## Problem requirements
For this exercise, copy out each line of the material below that includes "object".

## Records provided
= = = =

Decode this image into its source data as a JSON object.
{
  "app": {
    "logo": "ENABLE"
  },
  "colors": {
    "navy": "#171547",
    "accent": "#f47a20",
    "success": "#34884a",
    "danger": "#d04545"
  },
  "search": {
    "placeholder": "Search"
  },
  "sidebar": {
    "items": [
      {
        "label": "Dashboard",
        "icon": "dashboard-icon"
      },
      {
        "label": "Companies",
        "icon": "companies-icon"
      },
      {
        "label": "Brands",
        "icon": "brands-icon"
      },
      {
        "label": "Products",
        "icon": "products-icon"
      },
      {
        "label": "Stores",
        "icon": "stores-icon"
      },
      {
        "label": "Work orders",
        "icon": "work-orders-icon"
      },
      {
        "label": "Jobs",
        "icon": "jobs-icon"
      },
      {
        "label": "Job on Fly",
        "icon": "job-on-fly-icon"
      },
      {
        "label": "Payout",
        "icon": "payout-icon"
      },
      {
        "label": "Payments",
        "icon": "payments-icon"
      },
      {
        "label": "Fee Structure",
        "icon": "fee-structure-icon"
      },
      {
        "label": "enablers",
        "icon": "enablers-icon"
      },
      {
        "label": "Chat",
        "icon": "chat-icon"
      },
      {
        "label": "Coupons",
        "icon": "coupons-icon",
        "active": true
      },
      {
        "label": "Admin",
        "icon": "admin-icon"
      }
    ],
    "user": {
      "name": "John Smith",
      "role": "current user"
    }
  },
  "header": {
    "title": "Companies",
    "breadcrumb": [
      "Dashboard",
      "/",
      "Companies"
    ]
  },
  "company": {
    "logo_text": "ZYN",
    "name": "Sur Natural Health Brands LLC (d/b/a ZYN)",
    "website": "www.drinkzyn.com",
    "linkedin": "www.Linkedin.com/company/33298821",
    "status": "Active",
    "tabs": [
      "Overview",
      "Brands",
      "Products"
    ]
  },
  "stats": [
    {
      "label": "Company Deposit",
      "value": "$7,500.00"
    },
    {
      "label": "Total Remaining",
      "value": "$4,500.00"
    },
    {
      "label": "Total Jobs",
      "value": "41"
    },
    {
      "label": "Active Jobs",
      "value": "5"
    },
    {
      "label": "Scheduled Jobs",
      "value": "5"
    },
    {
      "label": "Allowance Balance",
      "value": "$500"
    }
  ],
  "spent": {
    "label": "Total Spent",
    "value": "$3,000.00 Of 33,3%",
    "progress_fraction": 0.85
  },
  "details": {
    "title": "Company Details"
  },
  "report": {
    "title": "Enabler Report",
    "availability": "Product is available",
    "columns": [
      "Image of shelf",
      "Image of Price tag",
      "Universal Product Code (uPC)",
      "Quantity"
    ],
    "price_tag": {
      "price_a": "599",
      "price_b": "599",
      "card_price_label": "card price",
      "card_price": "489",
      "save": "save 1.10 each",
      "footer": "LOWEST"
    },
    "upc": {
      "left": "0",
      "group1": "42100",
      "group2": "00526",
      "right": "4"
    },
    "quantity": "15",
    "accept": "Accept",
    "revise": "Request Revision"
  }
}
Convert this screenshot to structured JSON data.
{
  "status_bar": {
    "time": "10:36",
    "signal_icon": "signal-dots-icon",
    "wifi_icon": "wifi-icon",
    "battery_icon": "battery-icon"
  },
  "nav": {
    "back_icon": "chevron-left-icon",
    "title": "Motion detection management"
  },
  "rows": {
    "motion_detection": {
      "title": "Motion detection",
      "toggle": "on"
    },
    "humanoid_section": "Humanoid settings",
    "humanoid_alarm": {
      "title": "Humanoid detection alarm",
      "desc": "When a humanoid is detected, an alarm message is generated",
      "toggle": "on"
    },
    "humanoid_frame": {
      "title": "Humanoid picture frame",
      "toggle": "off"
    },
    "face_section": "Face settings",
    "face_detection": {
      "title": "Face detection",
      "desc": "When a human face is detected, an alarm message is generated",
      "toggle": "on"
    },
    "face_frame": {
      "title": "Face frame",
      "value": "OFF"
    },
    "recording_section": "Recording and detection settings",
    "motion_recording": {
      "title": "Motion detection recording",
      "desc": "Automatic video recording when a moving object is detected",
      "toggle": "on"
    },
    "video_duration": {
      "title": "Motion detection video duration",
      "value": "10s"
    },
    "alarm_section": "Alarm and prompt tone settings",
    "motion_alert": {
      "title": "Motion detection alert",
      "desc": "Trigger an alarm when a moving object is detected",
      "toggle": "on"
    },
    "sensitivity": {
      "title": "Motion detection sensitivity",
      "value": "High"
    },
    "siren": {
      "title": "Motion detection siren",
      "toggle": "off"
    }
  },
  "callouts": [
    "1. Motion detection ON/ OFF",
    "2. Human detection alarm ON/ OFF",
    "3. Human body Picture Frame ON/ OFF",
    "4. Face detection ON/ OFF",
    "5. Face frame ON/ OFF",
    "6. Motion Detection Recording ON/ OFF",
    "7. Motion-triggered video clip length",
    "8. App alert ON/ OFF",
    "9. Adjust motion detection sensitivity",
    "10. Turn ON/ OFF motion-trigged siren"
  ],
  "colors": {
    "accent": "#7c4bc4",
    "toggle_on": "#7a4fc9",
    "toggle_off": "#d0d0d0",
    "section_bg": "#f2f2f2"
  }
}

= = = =

## Exercise answer
Decode this image into its source data as a JSON object.
      "desc": "Automatic video recording when a moving object is detected",
      "desc": "Trigger an alarm when a moving object is detected",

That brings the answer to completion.